The Brandon Centre is based in Kentish Town in the London Borough of Camden and has offered a psychotherapy service for young people for nearly 40 years.
A Follow-up Study of Characteristics of Young People that Dropout and Continue Psychotherapy: Service Implications for a Clinic in the Community
Article first published online: 25 APR 2008
© 2008 Association for Child and Adolescent Mental Health
Child and Adolescent Mental Health
Volume 14, Issue 2, pages 69–75, May 2009
How to Cite
Baruch, G., Vrouva, I. and Fearon, P. (2009), A Follow-up Study of Characteristics of Young People that Dropout and Continue Psychotherapy: Service Implications for a Clinic in the Community. Child and Adolescent Mental Health, 14: 69–75. doi: 10.1111/j.1475-3588.2008.00492.x
- Issue published online: 22 APR 2009
- Article first published online: 25 APR 2008
- young people;
- treatment dropout and continuer;
- conduct disorder

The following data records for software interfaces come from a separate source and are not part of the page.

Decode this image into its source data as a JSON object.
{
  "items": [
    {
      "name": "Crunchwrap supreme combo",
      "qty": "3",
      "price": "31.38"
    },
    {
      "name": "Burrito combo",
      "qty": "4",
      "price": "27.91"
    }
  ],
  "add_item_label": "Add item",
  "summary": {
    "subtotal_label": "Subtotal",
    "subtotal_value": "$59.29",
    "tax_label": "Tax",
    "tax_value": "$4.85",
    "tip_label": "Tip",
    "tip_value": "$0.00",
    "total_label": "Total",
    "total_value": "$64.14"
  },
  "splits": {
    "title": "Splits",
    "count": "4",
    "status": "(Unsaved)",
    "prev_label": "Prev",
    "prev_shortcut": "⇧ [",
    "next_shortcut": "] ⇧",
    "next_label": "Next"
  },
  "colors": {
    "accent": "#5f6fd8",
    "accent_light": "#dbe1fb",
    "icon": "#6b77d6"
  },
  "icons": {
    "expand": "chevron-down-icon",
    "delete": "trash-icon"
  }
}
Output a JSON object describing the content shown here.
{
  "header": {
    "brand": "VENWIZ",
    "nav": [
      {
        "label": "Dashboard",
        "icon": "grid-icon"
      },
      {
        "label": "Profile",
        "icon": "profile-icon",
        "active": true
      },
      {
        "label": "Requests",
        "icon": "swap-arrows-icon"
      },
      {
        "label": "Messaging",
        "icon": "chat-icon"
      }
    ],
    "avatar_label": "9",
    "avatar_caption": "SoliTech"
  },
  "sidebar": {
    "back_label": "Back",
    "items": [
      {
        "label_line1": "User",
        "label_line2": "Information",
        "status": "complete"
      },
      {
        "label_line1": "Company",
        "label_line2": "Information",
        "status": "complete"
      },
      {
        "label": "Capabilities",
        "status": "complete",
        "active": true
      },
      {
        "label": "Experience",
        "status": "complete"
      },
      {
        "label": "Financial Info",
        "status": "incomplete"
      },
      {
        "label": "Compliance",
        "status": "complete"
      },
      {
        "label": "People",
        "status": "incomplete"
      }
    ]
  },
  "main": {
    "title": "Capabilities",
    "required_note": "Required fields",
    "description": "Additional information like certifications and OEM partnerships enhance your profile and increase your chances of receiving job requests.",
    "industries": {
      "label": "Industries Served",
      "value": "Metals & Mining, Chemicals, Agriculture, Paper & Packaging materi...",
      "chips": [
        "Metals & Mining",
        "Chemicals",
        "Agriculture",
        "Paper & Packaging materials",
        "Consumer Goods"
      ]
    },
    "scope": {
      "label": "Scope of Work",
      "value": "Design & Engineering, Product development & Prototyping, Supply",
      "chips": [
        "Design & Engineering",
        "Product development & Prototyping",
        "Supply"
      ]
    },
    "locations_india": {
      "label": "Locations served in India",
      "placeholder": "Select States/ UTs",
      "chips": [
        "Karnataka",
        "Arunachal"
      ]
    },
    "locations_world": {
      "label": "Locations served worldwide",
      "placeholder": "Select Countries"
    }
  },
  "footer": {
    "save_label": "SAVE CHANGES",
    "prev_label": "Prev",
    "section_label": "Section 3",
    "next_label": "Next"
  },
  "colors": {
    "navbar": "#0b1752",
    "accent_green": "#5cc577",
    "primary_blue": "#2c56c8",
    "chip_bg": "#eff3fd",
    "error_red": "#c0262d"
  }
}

Background: The paper reports the findings from a follow-up study of the factors that contribute to whether young people dropout or continue once-weekly psychotherapy at a voluntary sector psychotherapy service for young people aged 12 to 21 years.

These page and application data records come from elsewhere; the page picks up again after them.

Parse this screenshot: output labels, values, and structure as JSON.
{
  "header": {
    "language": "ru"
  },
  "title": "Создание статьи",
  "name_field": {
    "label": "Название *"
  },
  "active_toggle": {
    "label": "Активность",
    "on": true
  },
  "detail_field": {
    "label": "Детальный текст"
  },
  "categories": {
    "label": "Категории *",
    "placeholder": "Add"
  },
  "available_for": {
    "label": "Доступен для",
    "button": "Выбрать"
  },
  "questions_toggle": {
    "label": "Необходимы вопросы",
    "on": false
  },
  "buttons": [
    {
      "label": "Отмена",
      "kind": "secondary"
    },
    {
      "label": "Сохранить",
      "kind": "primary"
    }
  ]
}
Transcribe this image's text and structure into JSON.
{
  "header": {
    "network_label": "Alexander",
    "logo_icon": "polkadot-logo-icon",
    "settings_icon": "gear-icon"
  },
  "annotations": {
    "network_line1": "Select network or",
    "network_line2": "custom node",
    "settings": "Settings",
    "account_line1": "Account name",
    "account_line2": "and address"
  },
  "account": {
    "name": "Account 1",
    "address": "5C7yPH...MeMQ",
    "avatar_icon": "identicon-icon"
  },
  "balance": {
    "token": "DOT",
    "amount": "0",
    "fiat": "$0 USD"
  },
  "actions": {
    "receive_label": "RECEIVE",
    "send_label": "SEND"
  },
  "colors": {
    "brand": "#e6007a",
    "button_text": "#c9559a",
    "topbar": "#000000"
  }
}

Method: The study uses data from an ongoing audit of the psychotherapy service that started in 1993; 882 young people were included in the study. Premature termination of treatment was defined as dropping out before the 21st session. Continuation in treatment was defined as remaining in therapy after 20 sessions. Measures and areas of interest used in the study include diagnostic measures, the Youth Self Report Form and Young Adult Self Report Form, demographic characteristics and treatment related information.
Results: Young people who continued in treatment were more likely to be older, have anxieties about sexual and relationship issues and have higher scores on self-reported anxiety-depression. Young people who dropped out of treatment were more likely to be younger, have higher self-reported delinquency scores, have a diagnosis of hyperactivity-conduct disorder and be homeless.

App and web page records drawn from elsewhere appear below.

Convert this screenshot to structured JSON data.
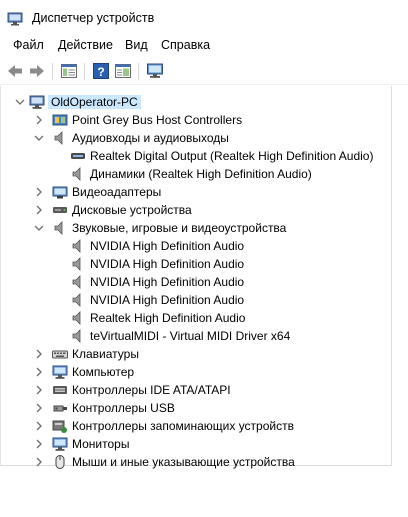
{
  "window": {
    "title": "Диспетчер устройств"
  },
  "menu": [
    "Файл",
    "Действие",
    "Вид",
    "Справка"
  ],
  "tree": {
    "root": "OldOperator-PC",
    "categories": [
      {
        "label": "Point Grey Bus Host Controllers",
        "expanded": false,
        "icon": "bus-controller-icon"
      },
      {
        "label": "Аудиовходы и аудиовыходы",
        "expanded": true,
        "icon": "audio-io-icon",
        "children": [
          {
            "label": "Realtek Digital Output (Realtek High Definition Audio)",
            "icon": "digital-output-icon"
          },
          {
            "label": "Динамики (Realtek High Definition Audio)",
            "icon": "speaker-icon"
          }
        ]
      },
      {
        "label": "Видеоадаптеры",
        "expanded": false,
        "icon": "display-adapter-icon"
      },
      {
        "label": "Дисковые устройства",
        "expanded": false,
        "icon": "disk-drive-icon"
      },
      {
        "label": "Звуковые, игровые и видеоустройства",
        "expanded": true,
        "icon": "sound-devices-icon",
        "children": [
          {
            "label": "NVIDIA High Definition Audio",
            "icon": "speaker-icon"
          },
          {
            "label": "NVIDIA High Definition Audio",
            "icon": "speaker-icon"
          },
          {
            "label": "NVIDIA High Definition Audio",
            "icon": "speaker-icon"
          },
          {
            "label": "NVIDIA High Definition Audio",
            "icon": "speaker-icon"
          },
          {
            "label": "Realtek High Definition Audio",
            "icon": "speaker-icon"
          },
          {
            "label": "teVirtualMIDI - Virtual MIDI Driver x64",
            "icon": "speaker-icon"
          }
        ]
      },
      {
        "label": "Клавиатуры",
        "expanded": false,
        "icon": "keyboard-icon"
      },
      {
        "label": "Компьютер",
        "expanded": false,
        "icon": "computer-icon"
      },
      {
        "label": "Контроллеры IDE ATA/ATAPI",
        "expanded": false,
        "icon": "ide-controller-icon"
      },
      {
        "label": "Контроллеры USB",
        "expanded": false,
        "icon": "usb-controller-icon"
      },
      {
        "label": "Контроллеры запоминающих устройств",
        "expanded": false,
        "icon": "storage-controller-icon"
      },
      {
        "label": "Мониторы",
        "expanded": false,
        "icon": "monitor-icon"
      },
      {
        "label": "Мыши и иные указывающие устройства",
        "expanded": false,
        "icon": "mouse-icon"
      }
    ]
  },
  "colors": {
    "selection": "#cce8ff",
    "chevron": "#6e6e6e",
    "accent": "#2b6cc4"
  }
}
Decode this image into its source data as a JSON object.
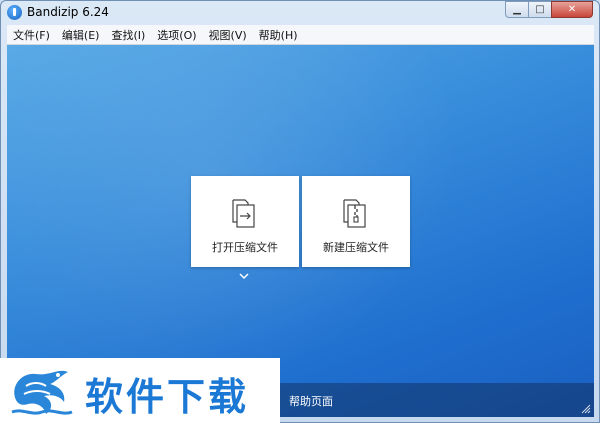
{
  "window": {
    "title": "Bandizip 6.24",
    "buttons": {
      "minimize": "▁",
      "maximize": "□",
      "close": "✕"
    }
  },
  "menu": [
    {
      "label": "文件(F)"
    },
    {
      "label": "编辑(E)"
    },
    {
      "label": "查找(I)"
    },
    {
      "label": "选项(O)"
    },
    {
      "label": "视图(V)"
    },
    {
      "label": "帮助(H)"
    }
  ],
  "cards": {
    "open": {
      "label": "打开压缩文件",
      "icon": "open-archive-icon"
    },
    "new": {
      "label": "新建压缩文件",
      "icon": "new-archive-icon"
    }
  },
  "bottom": {
    "help": "帮助页面"
  },
  "watermark": {
    "text": "软件下载"
  },
  "colors": {
    "accent": "#2a7fd6",
    "bottom_bar": "#1b3f73",
    "watermark_text": "#1b78d4"
  }
}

Conclusions: The study of treatment termination has demonstrated the value of service audit and has led to a significant change in clinical practice.